Although there have been previous reports that found stress causes cardiovascular problems, including myocardial infarction, Graff et al. (2016) conducted the largest study to date that investigated this link: they had almost 1 million subjects. That’s right, 1 million people (well, actually 974 732). Out of these, almost 20% of them had a partner who died between 1995 and 2014. The chosen stressor was the loss of a loved one because “the loss of a partner is considered one of the most severely stressful life events and is likely to affect most people, independently of coping mechanisms” (p. 1-2). The authors looked at Danish hospital records for people who were diagnosed with atrial fibrillation (AF) for the first time and correlated that data with bereavement information. AF increases the risk of death due to stroke or heart failure.
The people who underwent loss had an increased risk to develop AF for 1 year after the loss. The risk was more pronounced in the first 8-14 days after the loss, the bereaved people having a 90% higher risk of developing AF than non-bereaved people. By the end of the first month the risk had declined, but still was a whooping 41% higher than the average. Only 1 year after the loss the risk of developing AF was similar to that of non-bereaved people.
The risk was even higher in young people or if the death of the partner was unexpected. The authors also looked to see if other variables play a role in the risk, like gender, civil status, education, diabetes, or cardiovascular medication and none influenced the results.
I suspect the number of people that have heart problems after major stress is actually a lot higher because of the under-reporting bias. In other words, not everybody who feels their heart aching would go to the hospital, particularly in the first couple of weeks after losing a loved one.

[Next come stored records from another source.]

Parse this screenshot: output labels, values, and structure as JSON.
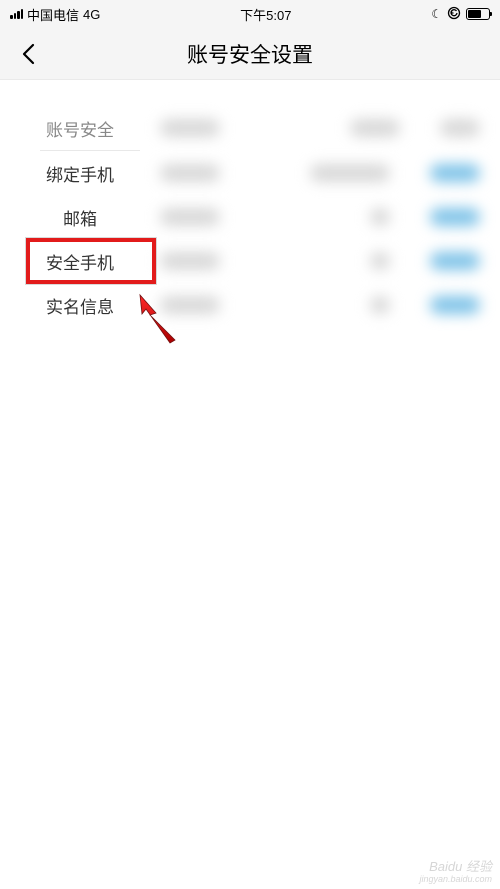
{
  "statusBar": {
    "carrier": "中国电信",
    "network": "4G",
    "time": "下午5:07"
  },
  "nav": {
    "title": "账号安全设置"
  },
  "rows": [
    {
      "label": "账号安全"
    },
    {
      "label": "绑定手机"
    },
    {
      "label": "邮箱"
    },
    {
      "label": "安全手机"
    },
    {
      "label": "实名信息"
    }
  ],
  "annotation": {
    "highlightedRowIndex": 3
  },
  "watermark": {
    "main": "Baidu 经验",
    "sub": "jingyan.baidu.com"
  }
}
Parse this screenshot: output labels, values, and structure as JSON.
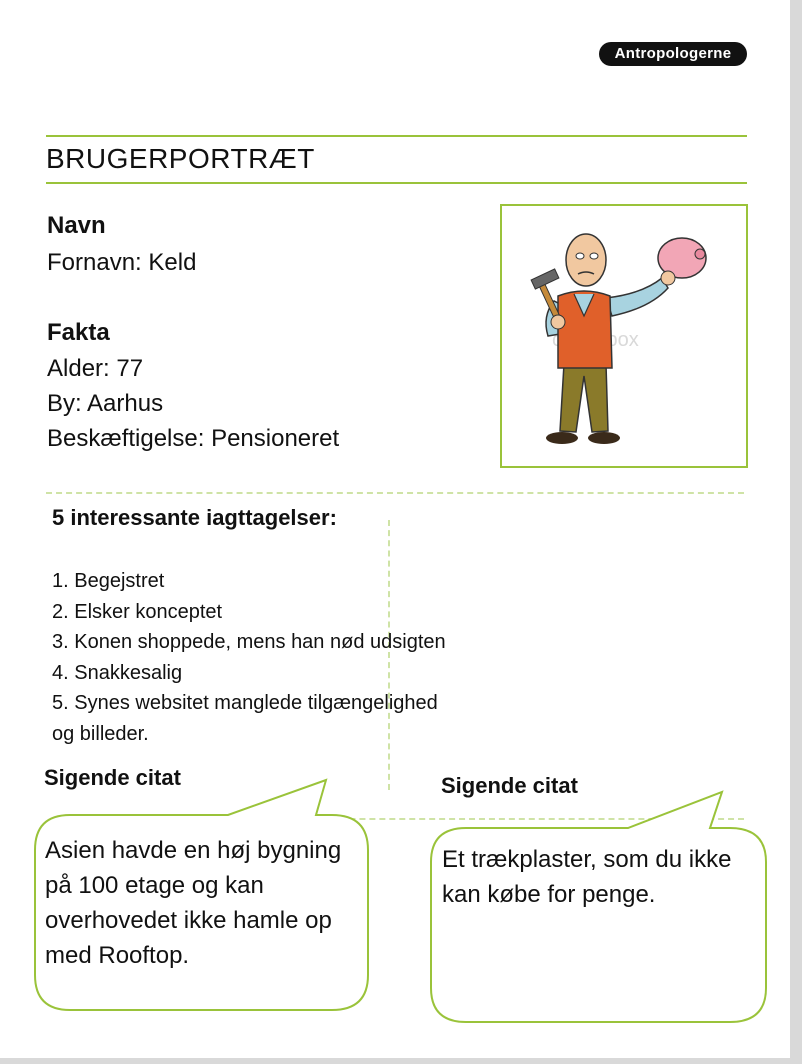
{
  "logo": {
    "text": "Antropologerne"
  },
  "title": "BRUGERPORTRÆT",
  "name_section": {
    "heading": "Navn",
    "first_name": "Fornavn: Keld"
  },
  "facts_section": {
    "heading": "Fakta",
    "age": "Alder: 77",
    "city": "By: Aarhus",
    "occupation": "Beskæftigelse: Pensioneret"
  },
  "photo": {
    "icon": "old-man-with-piggy-bank-illustration",
    "watermark": "colourbox"
  },
  "observations": {
    "heading": "5 interessante iagttagelser:",
    "items": [
      "1.  Begejstret",
      "2.  Elsker konceptet",
      "3.  Konen shoppede, mens han nød udsigten",
      "4. Snakkesalig",
      "5. Synes websitet manglede tilgængelighed",
      "og billeder."
    ]
  },
  "quotes": [
    {
      "heading": "Sigende citat",
      "lines": [
        "Asien havde en høj bygning",
        "på 100 etage og kan",
        "overhovedet ikke hamle op",
        "med  Rooftop."
      ]
    },
    {
      "heading": "Sigende citat",
      "lines": [
        "Et trækplaster, som du ikke",
        "kan købe for penge."
      ]
    }
  ],
  "colors": {
    "accent": "#9ac33a",
    "dashed": "#cfe3a6"
  }
}
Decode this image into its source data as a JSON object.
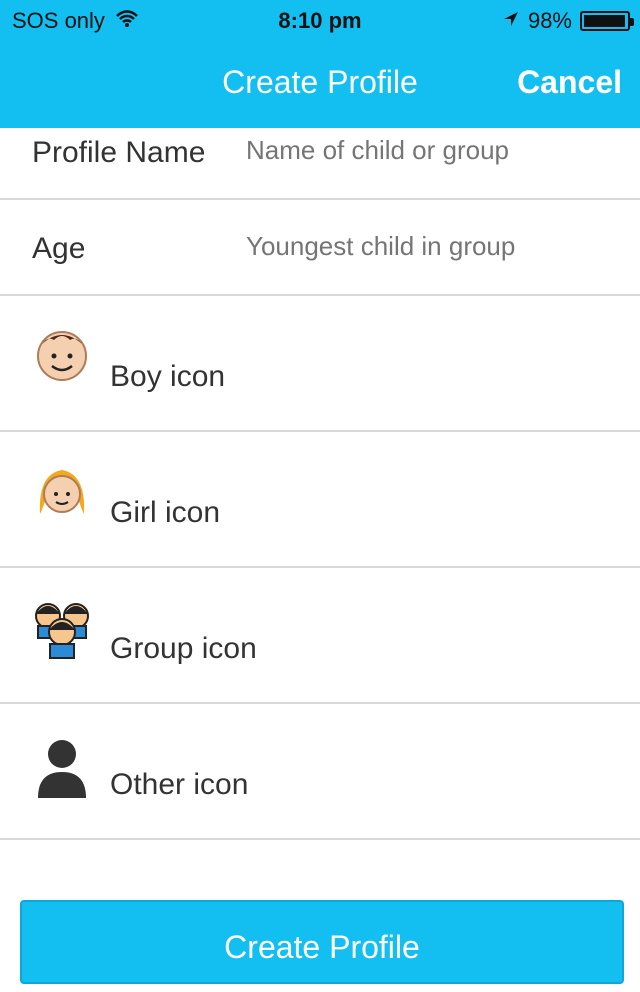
{
  "status": {
    "carrier": "SOS only",
    "time": "8:10 pm",
    "battery_text": "98%",
    "battery_level": 0.98
  },
  "nav": {
    "title": "Create Profile",
    "cancel": "Cancel"
  },
  "form": {
    "profile_name_label": "Profile Name",
    "profile_name_placeholder": "Name of child or group",
    "age_label": "Age",
    "age_placeholder": "Youngest child in group"
  },
  "icons": [
    {
      "label": "Boy icon",
      "icon": "boy-icon"
    },
    {
      "label": "Girl icon",
      "icon": "girl-icon"
    },
    {
      "label": "Group icon",
      "icon": "group-icon"
    },
    {
      "label": "Other icon",
      "icon": "person-silhouette-icon"
    }
  ],
  "button": {
    "create_profile": "Create Profile"
  },
  "colors": {
    "accent": "#13bff0"
  }
}
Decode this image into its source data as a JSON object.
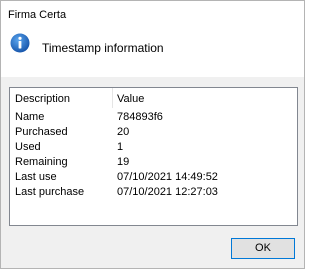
{
  "window": {
    "title": "Firma Certa"
  },
  "header": {
    "icon": "info-icon",
    "text": "Timestamp information",
    "icon_color": "#1f6fc5"
  },
  "list": {
    "columns": [
      "Description",
      "Value"
    ],
    "rows": [
      {
        "description": "Name",
        "value": "784893f6"
      },
      {
        "description": "Purchased",
        "value": "20"
      },
      {
        "description": "Used",
        "value": "1"
      },
      {
        "description": "Remaining",
        "value": "19"
      },
      {
        "description": "Last use",
        "value": "07/10/2021 14:49:52"
      },
      {
        "description": "Last purchase",
        "value": "07/10/2021 12:27:03"
      }
    ]
  },
  "footer": {
    "ok_label": "OK"
  }
}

As for the mechanism, there is some data pointing to some stress hormones (like adrenaline or cortisol) which can damage the heart. Other substances released in abundance during stress and likely to act in concert with the stress hormones are proinflamatory cytokines which also can lead to arrhythmias.
Reference: Graff S, Fenger-Grøn M, Christensen B, Søndergaard Pedersen H, Christensen J, Li J, & Vestergaard M (2016). Long-term risk of atrial fibrillation after the death of a partner. Open Heart, 3: e000367. doi:10.1136/openhrt-2015-000367. Article | FREE FULTEXT PDF
By Neuronicus, 16 April 2016